Said Miller, "[Granholm] will continue to pass herself off as a Catholic in good standing as long as she is not reprimanded by the bishop, and we think that's a problem, especially when she continues to distort and misrepresent the church's social justice teachings on abortion."
Conservative Catholics in Michigan also demanded that church authorities discipline three priests who wrote a letter to the editor to the Detroit Free Press defending Granholm's right to hold pro-choice views. The three, who wrote the piece with an ex-priest, argued that Catholics should carefully consider church teaching but added, "[W]hen that teaching proves incomplete, or unconvincing, Catholics have both the right and responsibility to follow their well-formed conscience."
Granholm's support for legal abortion did not prove to be a liability at the polls. On Nov. 5, she defeated her Republican opponent, Dick Posthumus, the lieutenant governor, 51 percent to 48 percent.
In other news about religion and politics from campaign 2002:
Americans United has asked the IRS to investigate churches in Texas and Maryland that endorsed candidates shortly before the election.
In Texas, the Rev. Joe Samuel Ratliff, pastor of the Brentwood Baptist Church in Houston, endorsed Democratic candidate for Senate Ron Kirk during services on Nov. 3. According to press accounts, Ratliff told the congregation, "Go up and down the ballot and vote your conscience. But in that race, vote for Ron Kirk."

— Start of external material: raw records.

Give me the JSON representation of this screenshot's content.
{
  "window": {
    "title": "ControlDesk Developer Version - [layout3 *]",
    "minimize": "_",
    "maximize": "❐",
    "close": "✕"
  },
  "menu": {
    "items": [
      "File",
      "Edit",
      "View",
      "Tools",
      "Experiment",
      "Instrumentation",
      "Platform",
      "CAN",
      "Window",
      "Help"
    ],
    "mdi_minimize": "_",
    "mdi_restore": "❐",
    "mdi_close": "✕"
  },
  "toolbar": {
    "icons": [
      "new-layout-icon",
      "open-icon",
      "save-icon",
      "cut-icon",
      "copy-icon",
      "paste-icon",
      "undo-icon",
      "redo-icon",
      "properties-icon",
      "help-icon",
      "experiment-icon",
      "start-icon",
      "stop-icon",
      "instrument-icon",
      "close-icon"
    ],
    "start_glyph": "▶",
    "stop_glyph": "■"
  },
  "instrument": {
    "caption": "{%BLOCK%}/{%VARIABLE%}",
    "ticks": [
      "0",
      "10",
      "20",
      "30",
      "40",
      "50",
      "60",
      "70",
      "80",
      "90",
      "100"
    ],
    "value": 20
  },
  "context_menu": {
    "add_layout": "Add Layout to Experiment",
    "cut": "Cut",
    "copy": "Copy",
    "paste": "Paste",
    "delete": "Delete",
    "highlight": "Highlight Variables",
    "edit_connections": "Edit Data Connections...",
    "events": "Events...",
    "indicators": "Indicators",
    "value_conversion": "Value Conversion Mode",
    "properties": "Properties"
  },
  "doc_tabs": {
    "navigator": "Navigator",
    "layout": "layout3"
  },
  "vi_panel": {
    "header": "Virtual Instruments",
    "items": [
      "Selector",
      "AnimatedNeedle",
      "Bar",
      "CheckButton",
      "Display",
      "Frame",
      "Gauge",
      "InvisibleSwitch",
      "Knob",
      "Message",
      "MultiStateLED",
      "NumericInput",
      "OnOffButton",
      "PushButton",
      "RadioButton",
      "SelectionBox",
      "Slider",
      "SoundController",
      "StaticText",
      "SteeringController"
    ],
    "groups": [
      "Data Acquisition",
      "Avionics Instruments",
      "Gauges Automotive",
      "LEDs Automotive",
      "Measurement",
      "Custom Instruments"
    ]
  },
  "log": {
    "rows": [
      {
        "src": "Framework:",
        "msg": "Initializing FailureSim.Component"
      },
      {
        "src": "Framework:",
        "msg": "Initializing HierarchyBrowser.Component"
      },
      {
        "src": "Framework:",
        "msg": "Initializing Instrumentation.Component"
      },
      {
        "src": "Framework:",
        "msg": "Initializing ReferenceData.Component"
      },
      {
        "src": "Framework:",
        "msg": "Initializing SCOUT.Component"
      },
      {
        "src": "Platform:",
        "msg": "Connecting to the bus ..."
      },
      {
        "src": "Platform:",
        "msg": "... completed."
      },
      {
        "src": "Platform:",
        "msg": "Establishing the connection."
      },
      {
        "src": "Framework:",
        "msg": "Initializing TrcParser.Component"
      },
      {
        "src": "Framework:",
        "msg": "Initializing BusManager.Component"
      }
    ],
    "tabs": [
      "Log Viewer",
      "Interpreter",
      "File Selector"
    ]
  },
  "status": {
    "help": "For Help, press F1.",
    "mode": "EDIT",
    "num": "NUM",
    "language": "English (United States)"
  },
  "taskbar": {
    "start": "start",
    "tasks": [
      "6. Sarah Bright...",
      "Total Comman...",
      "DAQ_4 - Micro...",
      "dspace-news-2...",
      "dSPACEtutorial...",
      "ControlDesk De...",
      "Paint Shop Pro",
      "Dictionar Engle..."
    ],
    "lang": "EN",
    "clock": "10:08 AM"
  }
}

Noting that Kirk was trailing in the polls, Ratliff added, "The race is winnable. If you go vote, the polls don't matter."
An equally blatant endorsement occurred in Prince George's County, Md., where the Rev. John A. Cherry of From the Heart Church Ministries hosted Democratic gubernatorial candidate Kathleen Kennedy Townsend the Sunday before the election.
Newspapers reported that Cherry mimicked the flip of a voting machine lever and told the crowd, "I don't care what your persuasion is, you need to pull out your Democratic finger. If it sounds like I'm endorsing, take it as you want to." (Both Kirk and Townsend lost their races.)
Americans United also worked to advise houses of worship about the dangers of distributing slanted and partisan Christian Coalition "voter guides." In a statement issued Nov. 1, AU noted that the IRS has issued guidelines saying that material that favors certain candidates may not be distributed in churches.
"America's religious leaders shouldn't touch the Christian Coalition's campaign materials with a ten-foot pole," Lynn said. "The Coalition is trying to rope churches into a political machine to advance its partisan agenda. Pastors should see through the Coalition's scheme and keep their sanctuaries clear of slanted political fliers."